Increase in Accidents

Incontinence in aging dogs is common, though usually not until they are at an advanced age. However, it is also a sign of depression in dogs. If your normally well-trained dog is suddenly having accidents in the house or off their schedule, there may be more at stake. Talking to a vet is a good idea, but don’t forget to bring a stool sample to your appointment.

Lack of Interest in Their Favorite Activities

Does your dog love their evening walk or daily play time? It may seem like a given that they will always love those activities, but that love may fall by the wayside as they age or if they are depressed. This is often one of the first signs of any number or issues your dog is experiencing, so if you notice changes in their interests and exuberance, take a look at the other aspects of their life to see if you need to get a vet involved.

How Can You Tell If Your Dog Is Depressed?

If you notice that your dog has shown signs of depression, analyze their current lifestyle. Was it progressive, or did they appear suddenly? A sudden change in behavior or personality may be a sign that it is more related to depression than age.

Has your dog experienced any recent changes in lifestyle? A family move or other stressors may cause a temporary bout of depression in dogs. Has your dog experienced a loss? Dogs get depressed when they lose a loved one, whether that’s a fellow animal companion or human caretaker. Give your pup time to mourn, but get a vet involved if they don’t seem to be coming out of their depression. 

What to Do If Your Dog Is Depressed

If you’ve determined that your dog is indeed depressed, talk to your vet about the best course of action for your dog’s specific needs. They may recommend medication, changes in food, or even more social interaction. If your dog is lonely or bored, activities to help with separation anxiety could bring them out of their slump.

The best way to help your dog is to know their personality and behaviors. The various courses of their lives will cause them to grow and change.
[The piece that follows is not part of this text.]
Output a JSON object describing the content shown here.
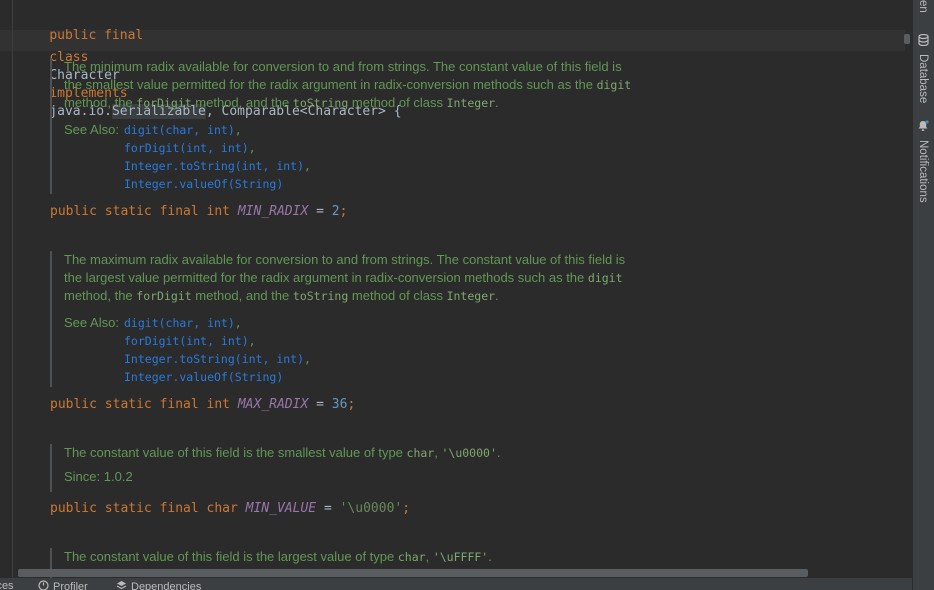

Recognizing when something is different or wrong, even if it is subtle, and reporting that to your vet is the best way to keep your pup happy and healthy through all stages of their life.

Accident & Illness plans through AKC Pet Insurance (underwritten by Independence American Insurance Company) can help provide coverage for behavioral issues like anxiety and compulsive behavior. Get a quote today and help give your pet the gift of a happy and healthy future.

CJ Silvasi

CJ has always wanted to be a writer. She even threatened to drop out after her first day of kindergarten when they weren’t immediately going to teach her to read and write. Fortunately, she stayed in school, earned her degree in Creative Writing from Christopher Newport University, and now gets to live her best life with her husband, 3 Japanese Chins, and cat writing for AKC Pet Insurance.